PI System and Hadoop? Anyone?

Blog Post created by Ahmad Fattahi Employee on Mar 14, 2012

[If you are already familiar with Hadoop you can only read the last two paragraphs] There is a strong trend in the Big Data community about Hadoop and all different layers and implementations of it. Google started the MapReduce software framework along with the GFS as the accompanying distributed file system. Then came along the open source version expanded by Yahoo and others delivering MapReduce and HDFS as the software and file system frameworks respectively. Nowadays a lot of Big Data organizations have their own Hadoop clusters capable of handling many terabytes and petabytes of data with some good  level of fault tolerance.

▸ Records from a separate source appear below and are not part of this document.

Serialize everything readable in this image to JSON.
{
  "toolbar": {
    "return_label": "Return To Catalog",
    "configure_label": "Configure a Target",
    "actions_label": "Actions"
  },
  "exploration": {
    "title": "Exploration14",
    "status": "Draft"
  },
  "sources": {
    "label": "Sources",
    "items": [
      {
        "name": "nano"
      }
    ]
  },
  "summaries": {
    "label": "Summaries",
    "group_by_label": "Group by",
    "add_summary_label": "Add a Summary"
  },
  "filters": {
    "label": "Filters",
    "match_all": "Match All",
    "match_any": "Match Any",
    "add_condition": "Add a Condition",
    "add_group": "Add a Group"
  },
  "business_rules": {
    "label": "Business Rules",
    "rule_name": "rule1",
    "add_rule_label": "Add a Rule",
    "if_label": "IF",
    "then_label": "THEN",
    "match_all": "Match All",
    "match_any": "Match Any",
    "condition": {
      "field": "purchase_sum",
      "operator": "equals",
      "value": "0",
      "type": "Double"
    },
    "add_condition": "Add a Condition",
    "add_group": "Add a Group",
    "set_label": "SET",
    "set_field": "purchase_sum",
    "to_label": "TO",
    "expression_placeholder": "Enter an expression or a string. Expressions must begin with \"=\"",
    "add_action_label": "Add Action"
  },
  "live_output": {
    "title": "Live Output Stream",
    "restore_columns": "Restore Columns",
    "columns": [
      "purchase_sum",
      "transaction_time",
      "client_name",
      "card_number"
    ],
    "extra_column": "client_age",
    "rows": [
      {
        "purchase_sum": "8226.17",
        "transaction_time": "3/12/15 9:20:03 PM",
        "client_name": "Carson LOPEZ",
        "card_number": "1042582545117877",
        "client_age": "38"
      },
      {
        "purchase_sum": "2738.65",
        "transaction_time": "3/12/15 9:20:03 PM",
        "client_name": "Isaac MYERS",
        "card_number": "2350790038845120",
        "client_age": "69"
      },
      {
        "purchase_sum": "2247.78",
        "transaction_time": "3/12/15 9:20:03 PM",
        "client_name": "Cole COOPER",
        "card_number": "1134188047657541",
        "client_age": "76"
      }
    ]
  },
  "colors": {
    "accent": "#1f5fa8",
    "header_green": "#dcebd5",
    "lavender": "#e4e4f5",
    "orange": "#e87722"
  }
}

The main advantage of Hadoop lies in its cheap implementation, flexibility to lack of structure in data, and fault tolerance. In fact, the justification is that we can provide sufficient redundancy so that we can always be available in face of normal hardware and software failures using Hadoop. The redundancy is of course possible because of low hardware cost. Also, we don't need to process all the data that comes in right on the spot; therefore, Hadoop can store unstructured data for future processing. The downside is that sometimes you get incoherence among data nodes. Also, for smaller amounts of data traditional database systems, or Parallel Data Warehouses (PDW) can get the job done with far fewer number of nodes. To show the trade off let's see this example: eBay handles data roughly half or a third in size of Facebook's. eBay runs on PDW while Facebook runs Hadoop. Guess how much bigger Facebook's cluster is? About 10 times! Also, you sometimes see incoherence in Facebook updates which is a direct result of multiple copies and cheaper hardware. All in all, there are merits for both paradigms to co-exist and serve different purposes. In fact Microsoft adopted Hadoop in 2011. For the same reason some organizations (including Microsoft) embrace Sqoop (SQl to hadOOP) to bridge the gap.


Now the question is what you think of the future of Hadoop and the PI System. Do you see any feasible integration or use in there? For one thing, we cannot break down the archive files at random places in chunks of 64MB sizes as Hadoop requires. What if we make archive shards of 64MB in size and replicate whole copies of each on Hadoop data nodes? What operations you think can fit well in the MapReduce paradigm? Many more advanced analytics can very well be broken down (MapReduced) into parallel operations. How about data collection in the first place?


Do you see any downside to that? Do you see any major obstacle why PI System would not fit well into Hadoop platform?